The task> When a line in the listing contains the string "Mailer", pick it out and copy it.

= = = = =

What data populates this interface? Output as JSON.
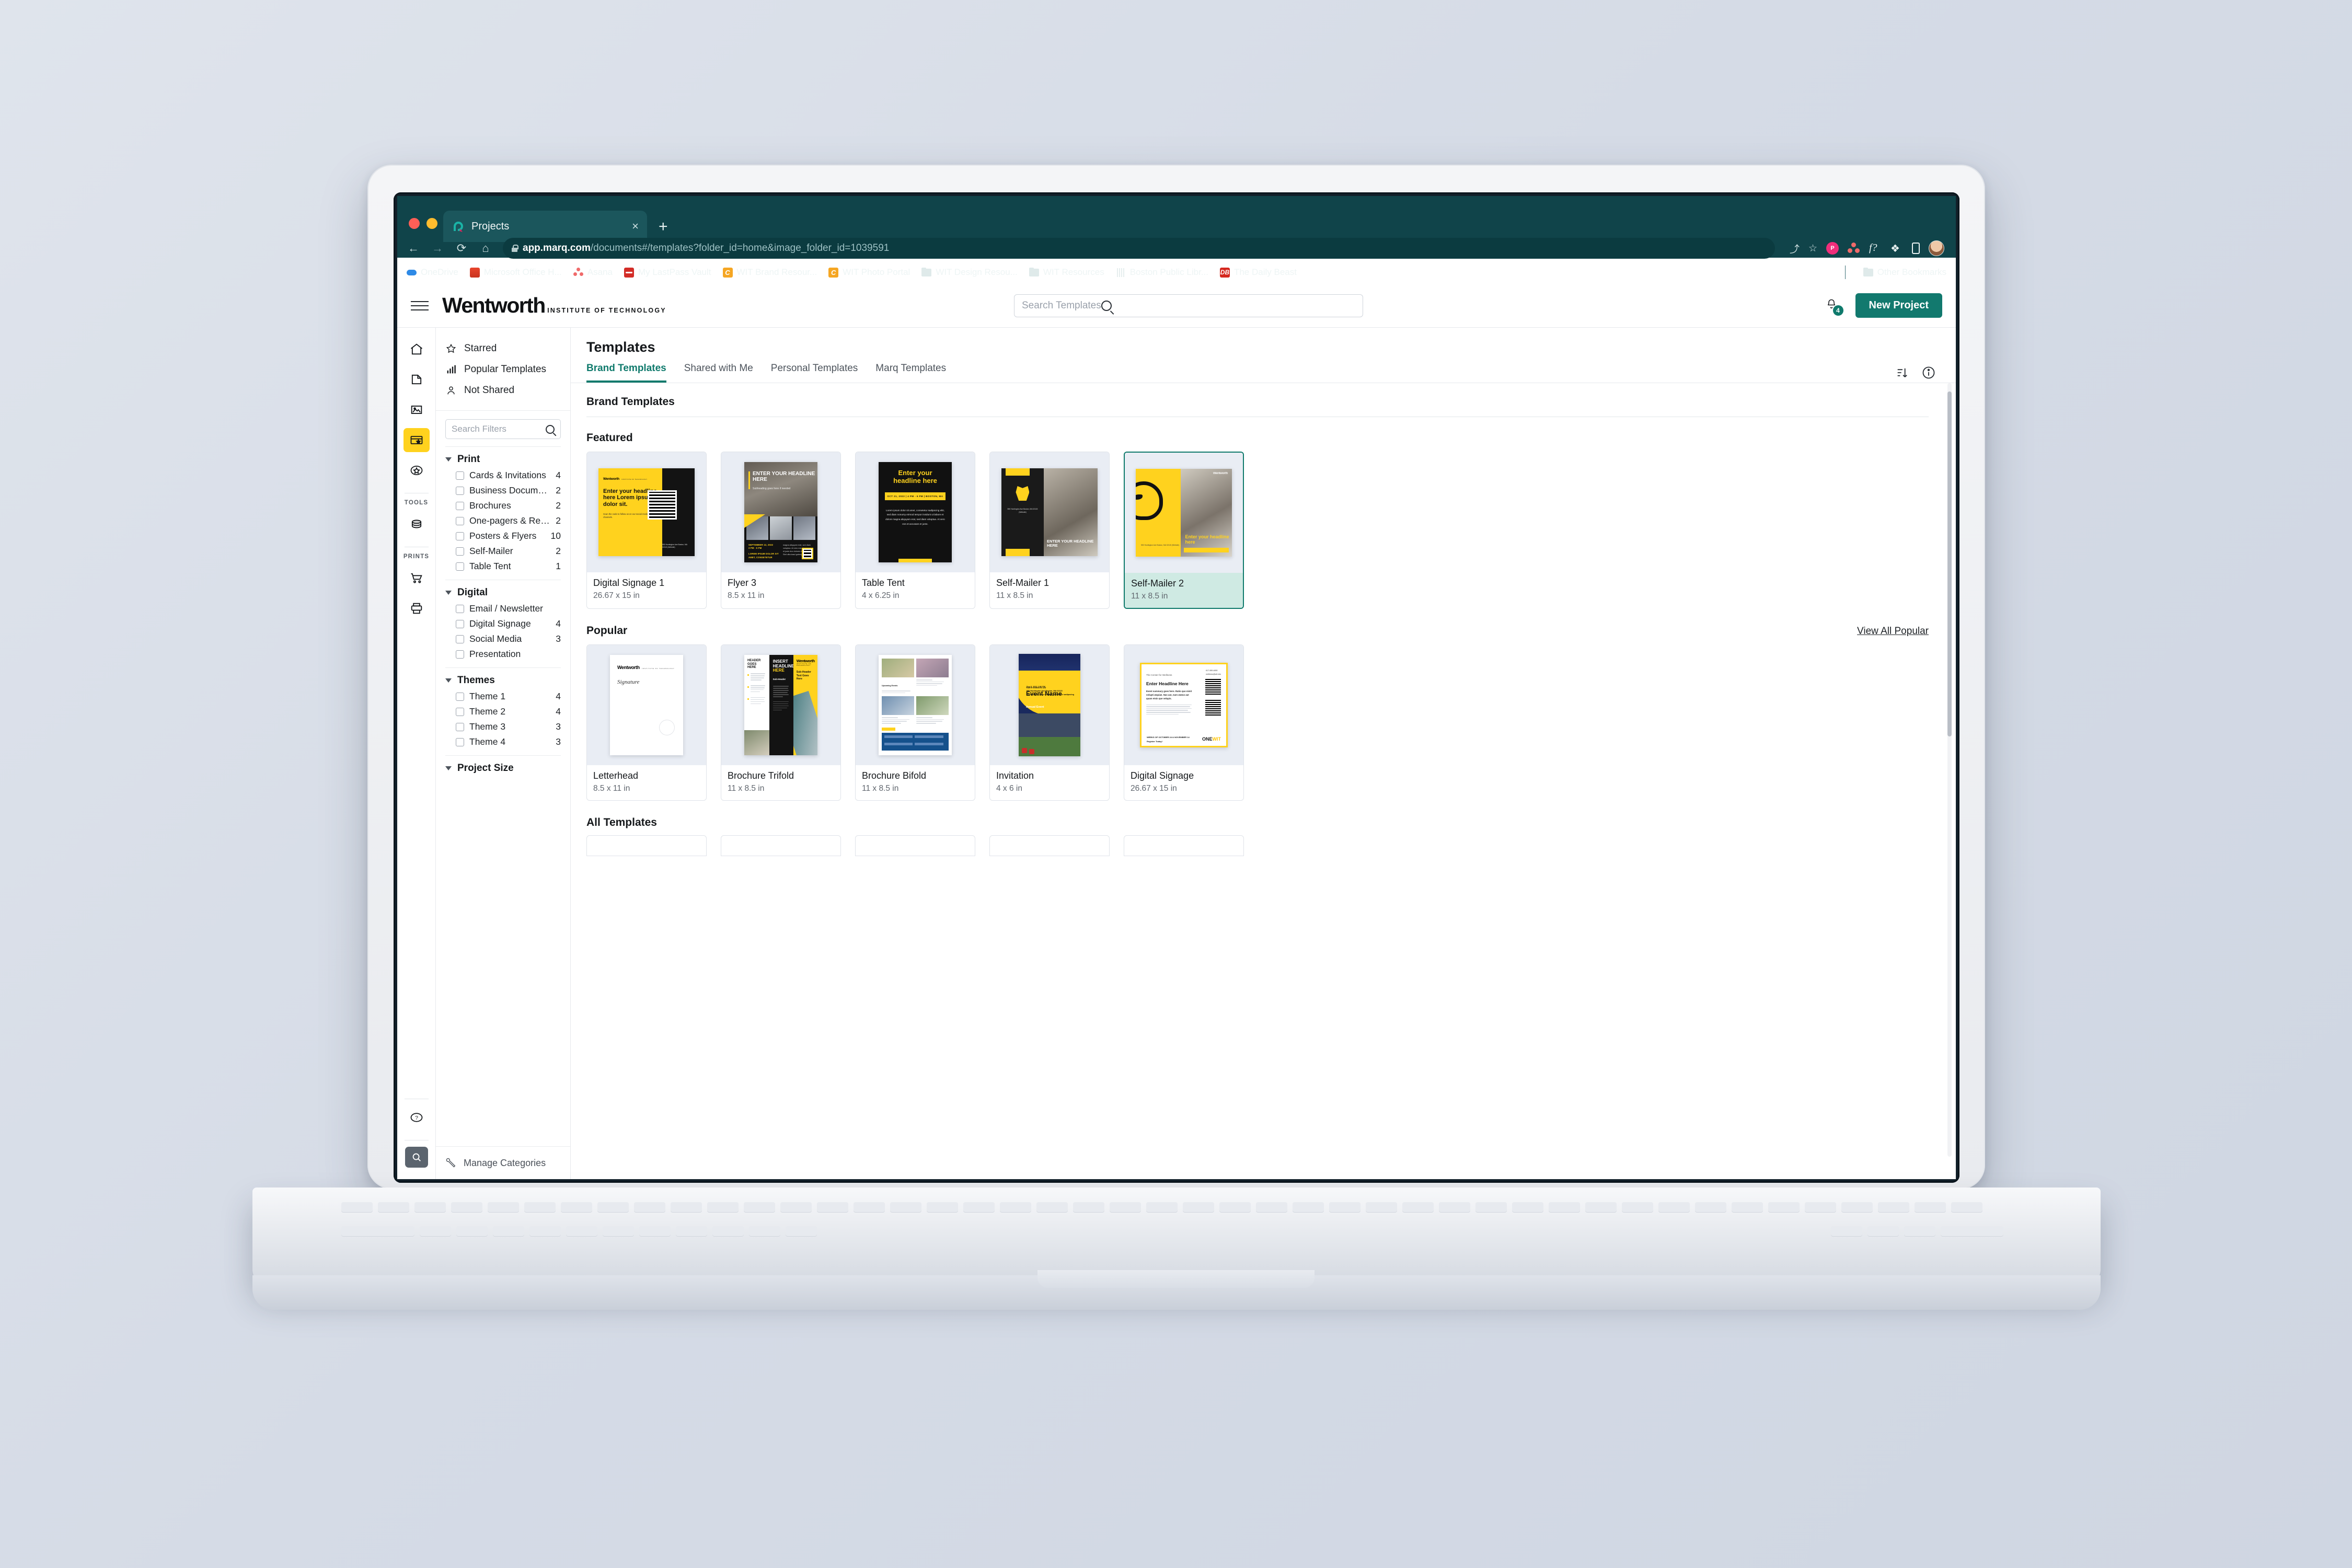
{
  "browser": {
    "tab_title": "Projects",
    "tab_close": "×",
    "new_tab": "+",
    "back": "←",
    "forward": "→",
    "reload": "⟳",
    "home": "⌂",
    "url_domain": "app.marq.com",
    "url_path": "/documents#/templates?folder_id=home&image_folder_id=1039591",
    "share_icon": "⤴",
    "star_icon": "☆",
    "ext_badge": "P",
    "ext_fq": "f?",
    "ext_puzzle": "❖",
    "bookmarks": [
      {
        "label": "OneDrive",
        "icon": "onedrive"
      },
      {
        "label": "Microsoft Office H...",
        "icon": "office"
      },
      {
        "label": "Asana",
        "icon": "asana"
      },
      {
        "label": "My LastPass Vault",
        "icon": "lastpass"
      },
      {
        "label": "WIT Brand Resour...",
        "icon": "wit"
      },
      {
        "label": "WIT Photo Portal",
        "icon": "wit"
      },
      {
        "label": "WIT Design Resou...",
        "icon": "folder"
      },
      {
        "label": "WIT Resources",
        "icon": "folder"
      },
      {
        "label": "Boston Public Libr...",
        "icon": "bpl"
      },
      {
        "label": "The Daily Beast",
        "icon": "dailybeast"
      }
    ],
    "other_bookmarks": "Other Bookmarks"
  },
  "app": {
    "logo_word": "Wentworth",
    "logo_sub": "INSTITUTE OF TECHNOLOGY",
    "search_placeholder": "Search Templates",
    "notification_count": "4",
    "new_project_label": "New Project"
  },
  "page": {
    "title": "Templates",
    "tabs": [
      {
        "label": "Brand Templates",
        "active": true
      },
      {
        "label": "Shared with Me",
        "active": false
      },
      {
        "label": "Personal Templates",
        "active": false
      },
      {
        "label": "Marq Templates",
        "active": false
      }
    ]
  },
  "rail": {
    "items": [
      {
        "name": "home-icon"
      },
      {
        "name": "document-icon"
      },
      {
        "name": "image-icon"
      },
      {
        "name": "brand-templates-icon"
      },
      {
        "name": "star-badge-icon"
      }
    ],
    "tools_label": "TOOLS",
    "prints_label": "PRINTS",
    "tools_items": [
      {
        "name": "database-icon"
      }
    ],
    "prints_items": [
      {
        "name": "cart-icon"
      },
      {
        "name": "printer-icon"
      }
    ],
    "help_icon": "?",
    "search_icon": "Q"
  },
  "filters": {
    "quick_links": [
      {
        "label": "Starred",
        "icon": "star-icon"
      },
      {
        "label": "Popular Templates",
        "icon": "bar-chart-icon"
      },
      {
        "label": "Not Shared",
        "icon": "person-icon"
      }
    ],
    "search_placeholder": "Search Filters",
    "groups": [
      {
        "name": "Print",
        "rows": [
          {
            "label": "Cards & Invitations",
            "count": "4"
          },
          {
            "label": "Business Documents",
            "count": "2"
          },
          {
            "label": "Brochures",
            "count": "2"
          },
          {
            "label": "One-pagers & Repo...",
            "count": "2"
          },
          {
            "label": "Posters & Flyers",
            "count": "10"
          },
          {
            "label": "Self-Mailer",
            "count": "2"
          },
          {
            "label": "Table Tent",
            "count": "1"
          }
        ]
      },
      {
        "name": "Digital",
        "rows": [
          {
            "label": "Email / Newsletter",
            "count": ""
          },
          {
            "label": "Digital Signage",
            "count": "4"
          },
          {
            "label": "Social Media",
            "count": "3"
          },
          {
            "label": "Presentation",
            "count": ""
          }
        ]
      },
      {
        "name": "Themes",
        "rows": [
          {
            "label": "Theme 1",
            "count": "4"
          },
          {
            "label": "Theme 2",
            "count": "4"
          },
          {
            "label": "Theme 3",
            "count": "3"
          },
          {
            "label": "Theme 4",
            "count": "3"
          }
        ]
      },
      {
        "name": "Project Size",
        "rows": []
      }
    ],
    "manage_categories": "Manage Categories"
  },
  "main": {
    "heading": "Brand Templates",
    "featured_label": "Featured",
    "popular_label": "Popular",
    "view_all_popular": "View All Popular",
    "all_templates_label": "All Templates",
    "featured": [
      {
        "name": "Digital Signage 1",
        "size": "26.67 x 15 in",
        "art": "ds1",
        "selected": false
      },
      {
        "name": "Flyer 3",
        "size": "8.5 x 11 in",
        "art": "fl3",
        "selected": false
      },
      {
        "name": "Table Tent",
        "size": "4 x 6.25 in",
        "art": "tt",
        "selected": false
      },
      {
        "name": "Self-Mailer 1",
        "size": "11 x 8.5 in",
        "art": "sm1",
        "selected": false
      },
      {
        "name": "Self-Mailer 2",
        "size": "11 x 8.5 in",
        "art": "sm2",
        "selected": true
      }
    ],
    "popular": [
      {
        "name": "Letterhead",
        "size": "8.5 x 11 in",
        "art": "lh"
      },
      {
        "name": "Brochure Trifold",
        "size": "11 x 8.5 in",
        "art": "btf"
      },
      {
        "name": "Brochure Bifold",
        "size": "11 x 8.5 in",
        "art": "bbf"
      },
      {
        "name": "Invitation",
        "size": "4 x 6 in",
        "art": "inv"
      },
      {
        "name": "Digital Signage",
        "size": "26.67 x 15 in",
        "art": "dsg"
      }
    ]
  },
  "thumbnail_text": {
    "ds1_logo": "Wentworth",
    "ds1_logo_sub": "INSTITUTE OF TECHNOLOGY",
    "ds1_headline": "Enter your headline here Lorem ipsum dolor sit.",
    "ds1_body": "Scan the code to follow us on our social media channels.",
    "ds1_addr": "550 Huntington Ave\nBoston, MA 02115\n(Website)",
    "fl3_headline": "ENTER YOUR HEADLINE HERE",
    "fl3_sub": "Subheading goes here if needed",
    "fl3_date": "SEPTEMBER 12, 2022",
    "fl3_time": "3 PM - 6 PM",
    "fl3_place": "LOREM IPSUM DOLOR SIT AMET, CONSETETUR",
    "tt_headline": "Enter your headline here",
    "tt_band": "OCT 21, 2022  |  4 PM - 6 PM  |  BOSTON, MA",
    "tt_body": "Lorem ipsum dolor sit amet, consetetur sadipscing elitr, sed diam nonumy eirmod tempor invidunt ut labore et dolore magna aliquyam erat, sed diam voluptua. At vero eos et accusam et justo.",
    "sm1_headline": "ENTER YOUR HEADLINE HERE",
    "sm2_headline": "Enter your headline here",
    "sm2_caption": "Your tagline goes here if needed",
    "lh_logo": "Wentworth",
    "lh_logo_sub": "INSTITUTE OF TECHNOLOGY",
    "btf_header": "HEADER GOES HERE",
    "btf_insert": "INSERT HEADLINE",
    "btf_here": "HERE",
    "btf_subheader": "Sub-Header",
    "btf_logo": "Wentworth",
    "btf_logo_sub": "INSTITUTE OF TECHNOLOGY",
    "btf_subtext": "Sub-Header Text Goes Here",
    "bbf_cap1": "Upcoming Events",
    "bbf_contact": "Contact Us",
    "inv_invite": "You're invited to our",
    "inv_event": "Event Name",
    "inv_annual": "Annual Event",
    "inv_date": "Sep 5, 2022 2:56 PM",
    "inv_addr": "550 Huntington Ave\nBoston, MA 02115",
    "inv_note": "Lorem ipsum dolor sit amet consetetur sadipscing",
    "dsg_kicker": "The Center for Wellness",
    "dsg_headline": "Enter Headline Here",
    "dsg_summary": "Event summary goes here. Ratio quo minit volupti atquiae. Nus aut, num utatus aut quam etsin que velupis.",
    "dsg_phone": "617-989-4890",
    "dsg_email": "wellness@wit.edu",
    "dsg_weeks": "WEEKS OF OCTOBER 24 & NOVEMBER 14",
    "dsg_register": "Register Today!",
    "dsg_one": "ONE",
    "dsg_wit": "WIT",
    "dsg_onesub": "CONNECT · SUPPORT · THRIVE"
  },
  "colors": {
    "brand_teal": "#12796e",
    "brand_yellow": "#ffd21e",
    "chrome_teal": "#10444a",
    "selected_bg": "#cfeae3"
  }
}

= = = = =

Answer area>
            "label": "Self-Mailer",
        "name": "Self-Mailer 1",
        "name": "Self-Mailer 2",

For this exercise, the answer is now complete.